▸ Exercise description: Nothing in the records may be left out or altered; reproduce them all exactly.

▸ Data for this exercise:
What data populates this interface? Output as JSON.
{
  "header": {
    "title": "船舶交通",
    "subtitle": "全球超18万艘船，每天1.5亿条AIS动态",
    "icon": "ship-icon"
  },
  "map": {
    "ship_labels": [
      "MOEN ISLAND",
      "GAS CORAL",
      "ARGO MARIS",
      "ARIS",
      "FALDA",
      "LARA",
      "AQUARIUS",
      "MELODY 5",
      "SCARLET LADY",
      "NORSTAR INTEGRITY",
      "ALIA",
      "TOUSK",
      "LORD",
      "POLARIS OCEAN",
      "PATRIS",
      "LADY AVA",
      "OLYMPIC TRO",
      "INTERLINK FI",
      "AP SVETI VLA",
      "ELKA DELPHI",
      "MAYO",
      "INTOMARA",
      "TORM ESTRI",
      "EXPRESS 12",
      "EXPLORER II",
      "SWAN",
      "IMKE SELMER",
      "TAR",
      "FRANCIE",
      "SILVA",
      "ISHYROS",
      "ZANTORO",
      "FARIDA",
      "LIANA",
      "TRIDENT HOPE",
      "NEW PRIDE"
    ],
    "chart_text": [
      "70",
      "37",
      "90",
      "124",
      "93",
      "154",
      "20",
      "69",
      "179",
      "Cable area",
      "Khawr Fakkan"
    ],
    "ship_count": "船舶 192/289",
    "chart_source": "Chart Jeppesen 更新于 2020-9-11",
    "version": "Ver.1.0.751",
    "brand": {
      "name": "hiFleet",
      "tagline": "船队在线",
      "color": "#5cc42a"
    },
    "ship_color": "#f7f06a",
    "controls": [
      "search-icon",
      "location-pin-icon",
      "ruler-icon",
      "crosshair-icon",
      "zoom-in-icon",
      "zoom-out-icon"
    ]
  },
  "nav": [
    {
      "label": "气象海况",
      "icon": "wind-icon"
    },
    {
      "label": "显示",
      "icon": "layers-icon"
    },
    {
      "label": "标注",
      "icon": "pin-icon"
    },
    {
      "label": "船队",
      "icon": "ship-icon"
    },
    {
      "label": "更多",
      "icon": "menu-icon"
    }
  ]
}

▸ Result below:
What data populates this interface? Output as JSON.
{
  "header": {
    "title": "船舶交通",
    "subtitle": "全球超18万艘船，每天1.5亿条AIS动态",
    "icon": "ship-icon"
  },
  "map": {
    "ship_labels": [
      "MOEN ISLAND",
      "GAS CORAL",
      "ARGO MARIS",
      "ARIS",
      "FALDA",
      "LARA",
      "AQUARIUS",
      "MELODY 5",
      "SCARLET LADY",
      "NORSTAR INTEGRITY",
      "ALIA",
      "TOUSK",
      "LORD",
      "POLARIS OCEAN",
      "PATRIS",
      "LADY AVA",
      "OLYMPIC TRO",
      "INTERLINK FI",
      "AP SVETI VLA",
      "ELKA DELPHI",
      "MAYO",
      "INTOMARA",
      "TORM ESTRI",
      "EXPRESS 12",
      "EXPLORER II",
      "SWAN",
      "IMKE SELMER",
      "TAR",
      "FRANCIE",
      "SILVA",
      "ISHYROS",
      "ZANTORO",
      "FARIDA",
      "LIANA",
      "TRIDENT HOPE",
      "NEW PRIDE"
    ],
    "chart_text": [
      "70",
      "37",
      "90",
      "124",
      "93",
      "154",
      "20",
      "69",
      "179",
      "Cable area",
      "Khawr Fakkan"
    ],
    "ship_count": "船舶 192/289",
    "chart_source": "Chart Jeppesen 更新于 2020-9-11",
    "version": "Ver.1.0.751",
    "brand": {
      "name": "hiFleet",
      "tagline": "船队在线",
      "color": "#5cc42a"
    },
    "ship_color": "#f7f06a",
    "controls": [
      "search-icon",
      "location-pin-icon",
      "ruler-icon",
      "crosshair-icon",
      "zoom-in-icon",
      "zoom-out-icon"
    ]
  },
  "nav": [
    {
      "label": "气象海况",
      "icon": "wind-icon"
    },
    {
      "label": "显示",
      "icon": "layers-icon"
    },
    {
      "label": "标注",
      "icon": "pin-icon"
    },
    {
      "label": "船队",
      "icon": "ship-icon"
    },
    {
      "label": "更多",
      "icon": "menu-icon"
    }
  ]
}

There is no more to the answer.